Setting Isle of Dogs in Japan is a genius way of shining a light on the current politics in the U.S. If it were set in America, the story would be almost literal: An elected leader uses his position to fill his own coffers. Also, Mayor Kobayashi kidnaps and discredits a scientist. He holds science hostage and convinces the population it’s in their best interest. By moving Isle of Dogs to Japan, American audiences can look at the story from afar. And getting distance from a situation allows one to see it more clearly.
Other elements of Isle of Dogs lend themselves to Anderson’s message. A group of young rebels spend their time protesting and searching for the truth. They, and Atari, are depicted as the city’s hope for the future. Plus, the media is portrayed as frenzied and gullible.
Atari’s rescue mission seems like the main story in Isle of Dogs, but really, it’s just the vehicle Anderson uses to tell a cautionary tale about fear mongering, divisive politics and greedy leaders. Sound familiar?
One of Anderson’s talents is casting the right people, and he frequently uses the same people. Cast members Edward Norton, Bill Murray, Frances McDormand, and Tilda Swinton are Anderson regulars. (Jason Schwartzman, who is usually in Anderson’s films, is absent from the Isle of Dogs cast, but was one of the writers.) Each of them has Anderson’s style down pat. They deliver their lines very close to the microphone, which makes them sound like they’re speaking in your ear. And they use an almost monotone voice, punctuated by well-timed pauses.
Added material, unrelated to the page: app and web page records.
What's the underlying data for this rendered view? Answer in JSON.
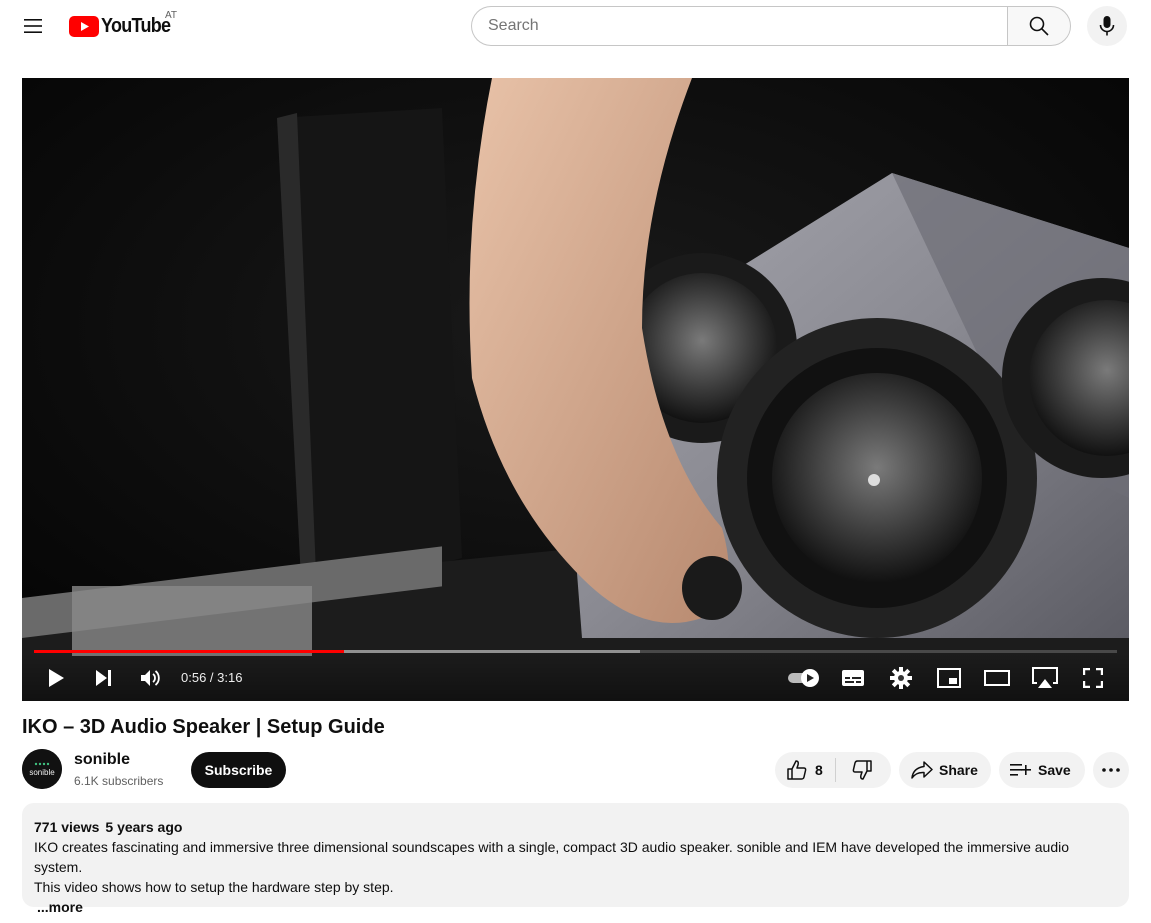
{
  "header": {
    "logo_text": "YouTube",
    "country_code": "AT",
    "search_placeholder": "Search"
  },
  "player": {
    "time_current": "0:56",
    "time_separator": " / ",
    "time_total": "3:16",
    "progress_played_fraction": 0.286,
    "progress_loaded_fraction": 0.56
  },
  "video": {
    "title": "IKO – 3D Audio Speaker | Setup Guide"
  },
  "channel": {
    "name": "sonible",
    "subscribers": "6.1K subscribers",
    "avatar_text": "sonible",
    "subscribe_label": "Subscribe"
  },
  "actions": {
    "like_count": "8",
    "share_label": "Share",
    "save_label": "Save"
  },
  "description": {
    "views": "771 views",
    "age": "5 years ago",
    "line1": "IKO creates fascinating and immersive three dimensional soundscapes with a single, compact 3D audio speaker. sonible and IEM have developed the immersive audio system.",
    "line2": "This video shows how to setup the hardware step by step.",
    "more_label": "...more"
  },
  "colors": {
    "brand_red": "#ff0000",
    "button_dark": "#0f0f0f",
    "pill_bg": "#f2f2f2"
  },
  "icons": [
    "menu-icon",
    "youtube-logo-icon",
    "search-icon",
    "microphone-icon",
    "play-icon",
    "next-icon",
    "volume-icon",
    "autoplay-toggle-icon",
    "subtitles-icon",
    "settings-icon",
    "miniplayer-icon",
    "theater-mode-icon",
    "airplay-icon",
    "fullscreen-icon",
    "thumbs-up-icon",
    "thumbs-down-icon",
    "share-icon",
    "save-playlist-icon",
    "more-icon"
  ]
}
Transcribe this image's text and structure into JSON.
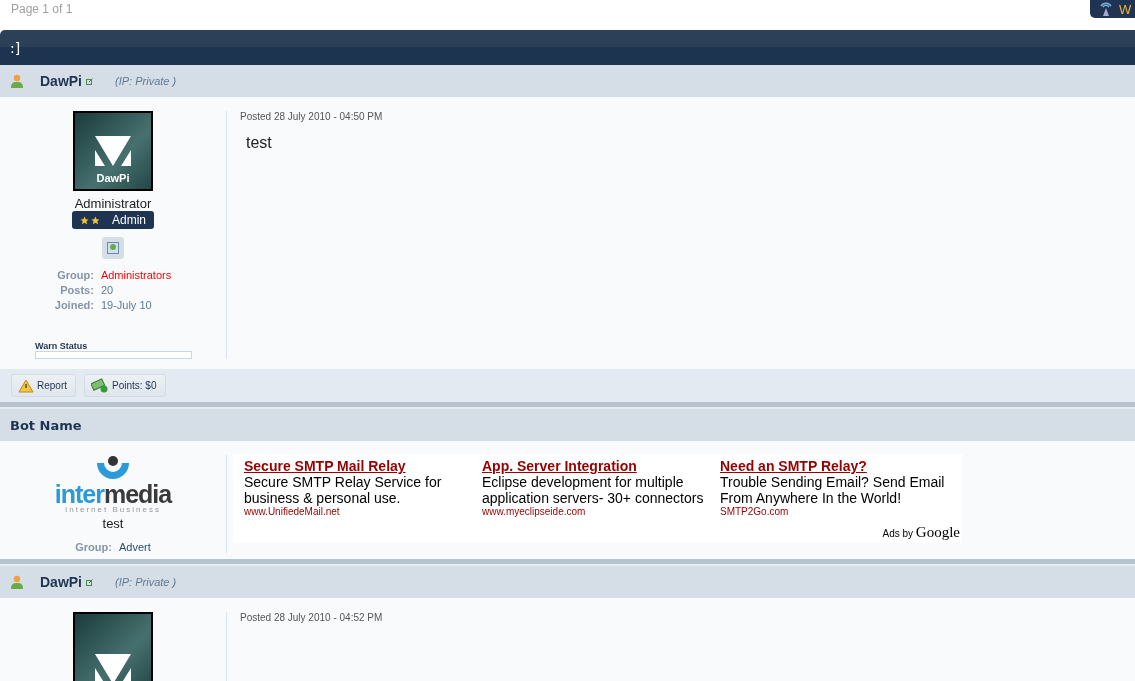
{
  "pagination": "Page 1 of 1",
  "corner_button": {
    "label": "W"
  },
  "topic_title": ":]",
  "posts": [
    {
      "kind": "member",
      "author": "DawPi",
      "ip": "(IP: Private )",
      "posted": "Posted 28 July 2010 - 04:50 PM",
      "avatar_label": "DawPi",
      "title": "Administrator",
      "rank": {
        "label": "Admin"
      },
      "fields": [
        {
          "label": "Group:",
          "value": "Administrators",
          "color": "#ff0000"
        },
        {
          "label": "Posts:",
          "value": "20"
        },
        {
          "label": "Joined:",
          "value": "19-July 10"
        }
      ],
      "warn_label": "Warn Status",
      "warn": {
        "level": 0
      },
      "body": "test",
      "buttons": [
        {
          "kind": "report",
          "label": "Report"
        },
        {
          "kind": "points",
          "label": "Points: $0"
        }
      ]
    },
    {
      "kind": "bot",
      "header": "Bot Name",
      "logo": {
        "word_start": "inter",
        "word_end": "media",
        "tagline": "Internet Business"
      },
      "name": "test",
      "fields": [
        {
          "label": "Group:",
          "value": "Advert",
          "color": "#2b4d73"
        }
      ],
      "ads": [
        {
          "title": "Secure SMTP Mail Relay",
          "text": "Secure SMTP Relay Service for business & personal use.",
          "url": "www.UnifiedeMail.net"
        },
        {
          "title": "App. Server Integration",
          "text": "Eclipse development for multiple application servers- 30+ connectors",
          "url": "www.myeclipseide.com"
        },
        {
          "title": "Need an SMTP Relay?",
          "text": "Trouble Sending Email? Send Email From Anywhere In the World!",
          "url": "SMTP2Go.com"
        }
      ],
      "ads_credit": {
        "prefix": "Ads by",
        "brand": "Google"
      }
    },
    {
      "kind": "member",
      "author": "DawPi",
      "ip": "(IP: Private )",
      "posted": "Posted 28 July 2010 - 04:52 PM"
    }
  ]
}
The craftsmanship alone is worth the price of admission. Although Isle of Dogs has a simpler story than Fantastic Mr. Fox, it has a much more important message: Resist and never give up.